A first-of-its-kind development offering workforce housing amid “supertrees” and “self-healing concrete,” as well as other ultra-high-tech features, is slated for 101 acres of land south of the South Point off Las Vegas Boulevard, a source familiar with the project told the Current.
Groundbreaking for Bleutech Park Las Vegas is scheduled for December, according to a news release issued last month, but the $7.5 billion, six-year-long project’s location has yet to be officially announced.
“I can’t confirm the location at this time,” project spokesman Tom Letizia told the Current. “We are having an event on August 26th to make that announcement.”
Letizia says the project is fully funded by Bleutech Park Properties, Inc., a Real-Estate Investment Trust (REIT). The REIT is “supported by leading institutional investors and private equity investments,” according to the news release. Bleutech Park, a Delaware company, filed corporate papers with the Nevada Secretary of State in July.
REITs pool investor capital to purchase or develop income-producing property. They differ from traditional real estate investment funds in that property held must also be operated by the investment company rather than sold.
Bleutech Park has the backing of Laborers’ Union president Tommy White, who says he attended a presentation on the project, which, according to the release, will be heavy on robotics.
“It doesn’t affect me at all,” White said of jobs for his members. “‘Cause somebody’s gotta run those robots.”
White says the union is planning training sessions for members to learn the skills required to operate robotic equipment.
“It’s going to be the first in the U.S.,” White said of the ultra-tech project. “But I imagine there will be a lot more.”
“The net-zero buildings within their own insular mini-city will feature automated multi-functional designs, renewable energies from solar/wind/water/kinetic, autonomous vehicles, artificial intelligence (AI), augmented reality, Internet of Things (IoT), robotics, supertrees, and self-healing concrete structures,” the news release announcing Bleutech Park said.
In a town where development plans fail to materialize almost as frequently as they take shape, White says Bleutech appears to be the real deal. CISCO and Martin-Harris Construction are among the project’s listed “partners.”

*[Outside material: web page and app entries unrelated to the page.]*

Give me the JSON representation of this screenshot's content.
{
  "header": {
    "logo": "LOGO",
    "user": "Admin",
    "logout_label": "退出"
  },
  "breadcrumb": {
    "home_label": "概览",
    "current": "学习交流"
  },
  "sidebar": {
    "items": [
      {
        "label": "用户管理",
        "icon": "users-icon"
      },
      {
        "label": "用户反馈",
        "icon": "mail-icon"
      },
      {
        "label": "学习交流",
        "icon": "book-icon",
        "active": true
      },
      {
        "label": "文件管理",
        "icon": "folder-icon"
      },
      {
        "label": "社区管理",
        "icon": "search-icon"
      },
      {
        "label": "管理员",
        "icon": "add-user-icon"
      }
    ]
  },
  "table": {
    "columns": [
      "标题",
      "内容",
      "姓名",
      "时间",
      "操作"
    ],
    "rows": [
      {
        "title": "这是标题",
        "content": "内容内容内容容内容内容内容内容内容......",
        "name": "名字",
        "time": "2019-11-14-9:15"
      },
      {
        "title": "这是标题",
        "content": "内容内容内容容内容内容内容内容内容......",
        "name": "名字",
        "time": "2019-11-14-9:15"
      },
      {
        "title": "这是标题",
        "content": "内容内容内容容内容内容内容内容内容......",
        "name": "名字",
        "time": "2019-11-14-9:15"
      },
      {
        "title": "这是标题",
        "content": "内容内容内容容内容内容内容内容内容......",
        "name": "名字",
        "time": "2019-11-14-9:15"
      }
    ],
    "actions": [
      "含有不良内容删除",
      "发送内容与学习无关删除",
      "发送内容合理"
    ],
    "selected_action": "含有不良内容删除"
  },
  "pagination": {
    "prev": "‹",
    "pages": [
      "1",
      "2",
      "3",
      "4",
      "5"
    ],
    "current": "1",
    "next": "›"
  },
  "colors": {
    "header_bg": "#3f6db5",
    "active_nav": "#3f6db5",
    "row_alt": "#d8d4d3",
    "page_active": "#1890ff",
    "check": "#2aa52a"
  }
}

“I sat in on the meeting CISCO was at. CISCO doesn’t want its name tarnished on a project that’s not going to happen. It looks more legitimate to me than Faraday,” White said, invoking Faraday Future’s failed plans to build a $1 billion electric car plant near North Las Vegas.